The JPL Open Source rover is an open source, build it yourself, scaled down version of the 6 wheel rover design that JPL uses to explore the surface of Mars. I have recently completed the build of this rover, which was rally a challenge! Interestingly, the software was one of the more challenging aspects of the build, which was unexpected since I’ve been working with software for more than 30 years!
The build is pretty well documented but I did run across a few bumps in the road.
For convenience, the table here provides the overall specifications
|Attribute||Value [imp]||Value [SI]|
|Footprint||24x14 [in]||60.96x30.48 [cm]|
|Battery Capacity||5200 [mAh]||5200 [mAh]|
|Battery Discharge Rate||8 [A]||8 [A]|
|Nominal Current Draw||1.2 [A]||1.2 [A]|
|Operating time (continual use)||5 [hrs]||5 [hrs]|
|Approximate Max speed||9.7 [in/s]||24.6 [cm/s]|
|Max 90 deg vertical scale||12 [in]||30.48 [cm]|
|Max height differential between sides||14 [in]||35.56 [cm]|
|Communication (in this guide)||Bluetooth app (Android only) and Xbox Controller|
Building the source
Building the ROS source on the Pi3 is a giant pain in the neck. The software steps provide links for:
- Direct downloadable Raspbian Stretch image
- Custom JPL image with both Raspbian Stretch and ROS pre-built
Downloading the pre-built image is much easier but also fat less of a challenge. I found that going through the build process was really helpful in understanding the whole structure of the software elements and greatly helped in subsequent troubleshooting.
As noted in the build process docs, you absolutely need to add swap to the Pi and using an external drive is the best option.
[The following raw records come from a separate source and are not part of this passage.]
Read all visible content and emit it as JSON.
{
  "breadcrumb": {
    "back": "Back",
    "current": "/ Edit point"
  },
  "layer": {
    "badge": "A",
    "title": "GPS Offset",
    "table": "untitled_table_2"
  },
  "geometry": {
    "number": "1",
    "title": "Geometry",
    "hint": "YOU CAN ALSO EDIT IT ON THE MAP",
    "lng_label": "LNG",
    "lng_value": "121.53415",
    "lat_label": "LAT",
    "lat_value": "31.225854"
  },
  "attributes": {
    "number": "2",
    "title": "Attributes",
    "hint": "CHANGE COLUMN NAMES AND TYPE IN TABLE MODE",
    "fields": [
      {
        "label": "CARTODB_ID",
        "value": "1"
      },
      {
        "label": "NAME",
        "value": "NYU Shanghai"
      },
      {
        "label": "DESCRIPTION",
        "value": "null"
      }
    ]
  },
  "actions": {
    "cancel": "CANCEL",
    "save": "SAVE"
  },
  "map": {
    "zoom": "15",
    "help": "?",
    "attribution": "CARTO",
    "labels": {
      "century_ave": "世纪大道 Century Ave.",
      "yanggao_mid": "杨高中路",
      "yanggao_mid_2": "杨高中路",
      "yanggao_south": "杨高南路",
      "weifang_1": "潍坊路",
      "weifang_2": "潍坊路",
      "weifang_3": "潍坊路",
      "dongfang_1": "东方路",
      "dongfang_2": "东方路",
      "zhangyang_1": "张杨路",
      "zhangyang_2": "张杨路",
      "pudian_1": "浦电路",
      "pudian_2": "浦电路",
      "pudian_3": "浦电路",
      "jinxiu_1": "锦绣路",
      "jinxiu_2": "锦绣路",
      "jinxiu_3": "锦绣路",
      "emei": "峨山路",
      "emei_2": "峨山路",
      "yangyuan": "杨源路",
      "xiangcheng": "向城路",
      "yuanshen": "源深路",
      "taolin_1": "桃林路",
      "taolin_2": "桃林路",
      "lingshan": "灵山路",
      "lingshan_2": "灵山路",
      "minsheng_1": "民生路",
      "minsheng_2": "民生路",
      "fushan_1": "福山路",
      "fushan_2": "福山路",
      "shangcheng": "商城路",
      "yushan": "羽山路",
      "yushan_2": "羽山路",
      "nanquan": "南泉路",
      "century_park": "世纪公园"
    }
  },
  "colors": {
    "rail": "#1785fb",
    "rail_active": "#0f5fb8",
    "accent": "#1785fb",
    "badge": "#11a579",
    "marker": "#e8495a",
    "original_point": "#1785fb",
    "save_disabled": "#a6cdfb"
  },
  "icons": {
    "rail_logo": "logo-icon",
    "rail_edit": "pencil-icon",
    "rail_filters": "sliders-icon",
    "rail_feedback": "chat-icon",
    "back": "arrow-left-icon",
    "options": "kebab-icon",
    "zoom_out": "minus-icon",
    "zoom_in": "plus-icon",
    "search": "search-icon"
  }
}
I had to add swap on the main SD card it the whole build took about 20 hours to complete!